Property is an asset — it often sits on a balance sheet as one of the more solid, and most certainly tangible of items. But property is not always the same. Real estate in Mayfair or on Wall Street is worth more than real estate in a rundown area of London or New York. Then again, quality of the property matters too — if the roof looks like it is set to fall off, or the foundations are crumbling, then the asset loses value. The value of data varies too — whether it is clean data, data that is organised, data that has been through the process of data cataloguing. Data that is ethically gathered is more valuable — data that is collected after gaining permission, for example.
Greg Hanson, CTO of EMEA and Latin America for Informatica, put it this way: “The best organisations remunerate people based upon their ability to demonstrate good culture and good activity around managing data.”
It’s an idea which ties in with privacy by design, a key part of the EU’s GDPR, in which good privacy practice is baked into an organisation’s approach to privacy, not as a bolt-on extra.
The three considerations of data: standardise data, data strategy and data culture
There’s data cataloging, data bench lining, and a single view of data. Getting data right requires multiple considerations. Information Age spoke to Greg Hanson from Informatica and he outlined three considerations: to standardise data, data strategy and data culture
“As part of cultural deployment around good governance of data, you increasingly see KPIs around things like the quality of data for a specific data line. Because the business understands high-quality data drives better end-user interaction. Good data governance is part of a better culture.”
We are, to borrow a phrase from a well-known technology publication, entering the information age (a bit of self-indulgence there). You often hear people say ‘data is a company’s most important asset.’ So if the value of data is so high, like a kind of virtual gold, this needs to be reflected in good governance.
“We’re starting to see the evolution of scorecards and KPIs that are employed for individuals who previously were just measured on the number of sales,” says Greg. Now they “are also measured on the quality of data in the CRM system. And the marketing is measured on the quality of compact data in the marketing campaign system.”
Of course, as a wise man once wrote: “all that glisters is not gold.” There is iron pyrites, for example — fool’s gold, it deceives as it glistens. Today, Shakespeare might say ‘all data does not necessarily glisten.’ The value of data varies, depending in part on how it was mined.
Data: if it’s the next oil, is it renewable or toxic?
The Economist magazine famously described data as the new oil. It certainly has the potential to grease the wheels of the digital economy, but with that are both opportunities and threats. Some go further, data they say is the new asbestos
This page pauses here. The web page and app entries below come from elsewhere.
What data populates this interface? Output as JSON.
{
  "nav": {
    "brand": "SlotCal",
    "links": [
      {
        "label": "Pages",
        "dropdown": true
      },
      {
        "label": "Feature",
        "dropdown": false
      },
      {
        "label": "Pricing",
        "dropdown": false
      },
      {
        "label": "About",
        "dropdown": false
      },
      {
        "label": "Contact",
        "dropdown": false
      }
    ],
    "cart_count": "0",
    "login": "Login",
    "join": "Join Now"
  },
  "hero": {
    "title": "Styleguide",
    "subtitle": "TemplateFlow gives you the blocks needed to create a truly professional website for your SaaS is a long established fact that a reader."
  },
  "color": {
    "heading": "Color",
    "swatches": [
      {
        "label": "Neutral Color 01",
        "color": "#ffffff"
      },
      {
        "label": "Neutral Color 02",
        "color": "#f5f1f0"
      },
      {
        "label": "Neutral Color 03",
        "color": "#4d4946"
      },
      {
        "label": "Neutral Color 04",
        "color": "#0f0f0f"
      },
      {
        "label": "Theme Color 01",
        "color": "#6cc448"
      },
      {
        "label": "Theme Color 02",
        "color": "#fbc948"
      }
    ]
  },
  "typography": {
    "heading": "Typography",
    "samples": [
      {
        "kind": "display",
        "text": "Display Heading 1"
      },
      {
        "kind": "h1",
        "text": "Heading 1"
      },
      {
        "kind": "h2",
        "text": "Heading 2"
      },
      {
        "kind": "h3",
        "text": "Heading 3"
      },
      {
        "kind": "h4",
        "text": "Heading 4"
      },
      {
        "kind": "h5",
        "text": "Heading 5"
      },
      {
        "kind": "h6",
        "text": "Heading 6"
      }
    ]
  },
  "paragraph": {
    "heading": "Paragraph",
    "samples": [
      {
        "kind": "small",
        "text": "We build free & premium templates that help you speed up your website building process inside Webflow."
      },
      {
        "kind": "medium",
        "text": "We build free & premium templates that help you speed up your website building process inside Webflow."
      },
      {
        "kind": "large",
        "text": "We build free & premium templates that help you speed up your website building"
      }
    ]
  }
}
“Some organisations have embraced the policy of taking data practice into account when remunerating people and “not only measure people on it but also pay people on it as well. That’s taking it to the next level.”
This all begs the question, how do you put a value on data?
“I’ve looked at a number of organisations and analysts who have actually tried to build calculations to measure the value of data. So physically they build the calculations to say you have this many customer records, you have this quality statistics. Therefore you can work out some line item value of good quality data.
“I think that’s in its infancy at the moment because I don’t think there are enough organisations who have gone through the initial cycles of deploying good governance and quality at an industrial level across a company. But now that’s starting to happen, I think in the future we will start to see the value of data being measured and company valuations being based on that value as well.”
Greg illustrated the argument, by comparing the digital space with the physical world. “In the digital space, it’s not about bricks and mortar, it’s not about how many stores you own, it’s not about how many offices you have; if you’re trading digitally, you don’t need bricks and mortar. People in a bedroom can compete with global multinationals.” He gave as an example of the success enjoyed by social media influencers. “Increasingly, organisations are reaching out to individuals who have millions of Twitter followers, for example, using them as conduits to reach an audience that as a retailer you couldn’t do yourself. And if you think about that, already we’re starting to put a valuation on customer data because they’re willing to pay these influencers seven or eight-figure sums to advertise or talk about their specific products.
“It won’t take long before organisations start to push that internally, once they’ve established good governance and their own data records, they will value their own customer records in a similar way. The output of that might be organisations enjoying valuations based on customer records.”
Why privacy by design is like going to gym
Jason Cronk, expert on privacy by design, a crucial part of the GDPR, but which is being rolled out worldwide, talks to Information Age about AI, GDPR and privacy in the data age. He starts by comparing Privacy by Design with going to the gym
Of course, in a way, this is already being done tacitly — as organisations raise money and enjoy substantial valuations based on their ability to collect data.
But data governance and applying the principles of privacy by design in data gathering… well maybe that will be a trend to look forward to.
At least one somewhat large company is already enjoying that effect, however. Shares in Apple have risen sharply since January 2019, in part because a report by Morgan Stanley suggested that the company’s approach to privacy — something that Apple’s boss Tim Cook likes to proclaim as a key strength — puts it in a strong position to benefit from data in the healthcare sector. Morgan Stanley said that healthcare could potentially boost Apple’s annual revenue by $333bn by 2027, because of the combination of wearable tech collecting data, and the public’s perception that Apple can be trusted with their privacy.